Relationships need distance, but also closeness. Awareness for the necessity of this constant change is created by using it as a seed for the environment. Compelled to move within the space, participants try to find the ideal distance and claim their love balance.
Is the use of technology for the better, simpler and more practical or not? Experience the development of technologies through time and its impact on our daily human life.
Your actions have an infinite effect on the world, although it's not always clear how. The Immortaliser captures you as a visitor of the exhibition, and turns your actions into a statue. You will be remembered forever.
Disruption of personal or collective harmony in music. You influence the world around you and the world influences you... Collective harmony can only exist, if you are willing to give up certain personal desires.
I Am Always Here
We believe in CCTV as an almost absolute truth, an above-human system literally watching over us. It defines a new urban reality. How do we fit in this panopticonal reality and how do we know if we even exist in it? Does the system register our reality or its own?
Suppose you could control another person to the extent of making this person hurt other people, would you still be able to feel emotions such as shame and guilt? Who should feel guilty or ashamed; the one who actually hurts someone or the one who controls this person?
Nico van Dijk
This hands-on, interactive, four-dimensional globe shows on a physical sphere how our planet changes over time. Animations about the Earth's history and future, changing seasons, real-time earthquakes, daylight changes, human migration and other planets are just a few examples of the unlimited possibilities created by this new way of globe viewing.
Lieven van Velthoven
A music library that combines physics-based visualisation with direct manipulation of the music.
Sound Illusion Cube
SIC is an installation build to research if people get spatial disorientated by only sound and movement. It's based on the madhouse principle in fun parks but instead of people seeing a rotating room, they now only hear rotating sound while they are blinded sitting in a moving chair. According to the test results, SIC is working and so people can get spatial disoriented by sound and movement.
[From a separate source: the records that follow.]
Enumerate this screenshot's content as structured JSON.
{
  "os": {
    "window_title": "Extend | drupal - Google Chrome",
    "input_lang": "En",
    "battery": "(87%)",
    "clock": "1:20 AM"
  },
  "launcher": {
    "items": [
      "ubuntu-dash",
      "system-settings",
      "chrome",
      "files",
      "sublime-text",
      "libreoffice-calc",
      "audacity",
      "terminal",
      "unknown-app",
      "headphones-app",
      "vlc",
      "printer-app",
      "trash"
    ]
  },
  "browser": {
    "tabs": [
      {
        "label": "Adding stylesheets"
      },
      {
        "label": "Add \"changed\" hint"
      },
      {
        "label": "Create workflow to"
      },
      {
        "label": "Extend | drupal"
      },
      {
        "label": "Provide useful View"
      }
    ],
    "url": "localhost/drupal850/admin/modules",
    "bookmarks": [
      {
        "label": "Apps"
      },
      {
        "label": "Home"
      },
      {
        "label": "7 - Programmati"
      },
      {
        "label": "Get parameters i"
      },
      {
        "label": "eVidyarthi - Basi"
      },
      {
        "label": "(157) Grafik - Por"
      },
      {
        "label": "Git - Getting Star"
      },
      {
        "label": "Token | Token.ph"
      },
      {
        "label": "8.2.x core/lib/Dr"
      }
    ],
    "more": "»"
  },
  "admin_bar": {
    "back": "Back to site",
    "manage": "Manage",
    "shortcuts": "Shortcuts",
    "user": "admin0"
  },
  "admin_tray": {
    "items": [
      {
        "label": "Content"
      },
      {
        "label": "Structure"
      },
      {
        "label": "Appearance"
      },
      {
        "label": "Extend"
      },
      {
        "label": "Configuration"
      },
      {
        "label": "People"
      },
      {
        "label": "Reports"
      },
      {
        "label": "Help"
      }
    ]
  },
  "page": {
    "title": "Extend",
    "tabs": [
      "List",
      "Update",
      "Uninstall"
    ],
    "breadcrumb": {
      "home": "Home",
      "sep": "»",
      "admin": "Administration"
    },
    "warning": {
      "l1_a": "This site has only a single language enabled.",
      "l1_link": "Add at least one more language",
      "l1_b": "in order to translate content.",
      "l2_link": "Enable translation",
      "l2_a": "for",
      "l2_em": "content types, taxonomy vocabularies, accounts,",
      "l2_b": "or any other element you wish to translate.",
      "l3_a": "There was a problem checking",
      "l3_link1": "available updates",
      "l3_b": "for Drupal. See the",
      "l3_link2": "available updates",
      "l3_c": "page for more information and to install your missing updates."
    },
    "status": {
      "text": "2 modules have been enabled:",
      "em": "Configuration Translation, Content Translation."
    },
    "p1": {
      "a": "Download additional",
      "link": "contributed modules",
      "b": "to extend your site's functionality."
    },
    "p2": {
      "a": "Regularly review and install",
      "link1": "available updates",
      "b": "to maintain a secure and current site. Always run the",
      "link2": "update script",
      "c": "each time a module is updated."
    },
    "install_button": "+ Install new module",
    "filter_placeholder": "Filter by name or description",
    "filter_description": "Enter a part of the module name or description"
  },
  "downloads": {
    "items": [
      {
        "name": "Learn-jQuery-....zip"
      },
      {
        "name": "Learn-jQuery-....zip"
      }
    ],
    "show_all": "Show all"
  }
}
Staas de Jong
This lab session will provide a look over the shoulder at ongoing
research at LIACS into tactile interaction for new musical interfaces.
Joey van Dijk
Virtual globalizing the world, by individual understanding, formed in 1 space, using the current forms of digital media in the here and now.
Twilight Films presents: The man with the stick
Are our mental images a copy of reality? Or is reality a copy of our mental images? You could all be part of some reality without even knowing about it. You could all become part of my reality without even wanting it. And you will... Welcome to the Twilight Zone.
Tiago Borges Coelho
OutRandom is a game in which the only task for players is to push the buttons in an order which is as unpredictable as possible. Who is most random, wins. OutRandom shows that acting randomly can be a gaming skill that you can train. It challenges you to think of strategies for being random.
Klaas Jan Mollema
The interactive installation Reaction Machine plays with the intimate field of tension between the people. Balance of power, personal input and connecting old and new technology are all part of this experience. Reaction Machine is an open system, in which the visitor's reaction determines the art work.
Wim van Eck
Is it possible to merge the unpredictable behaviour of an animal with a computer game by replacing parts of the computer code with animal behaviour? How will this affect the game? To study these questions, a variant of Pac-Man was created in which the virtual ghosts are controlled by real crickets.
Basil do Brazil
Neural networks combined with evolutionary algorithms, visualised as bacteria who can move, eat, grow, learn and multiply.
Other featured projects:
- Camera Motion Sensor
- Multi-Touch, an intuitive interface
- Greedy Robot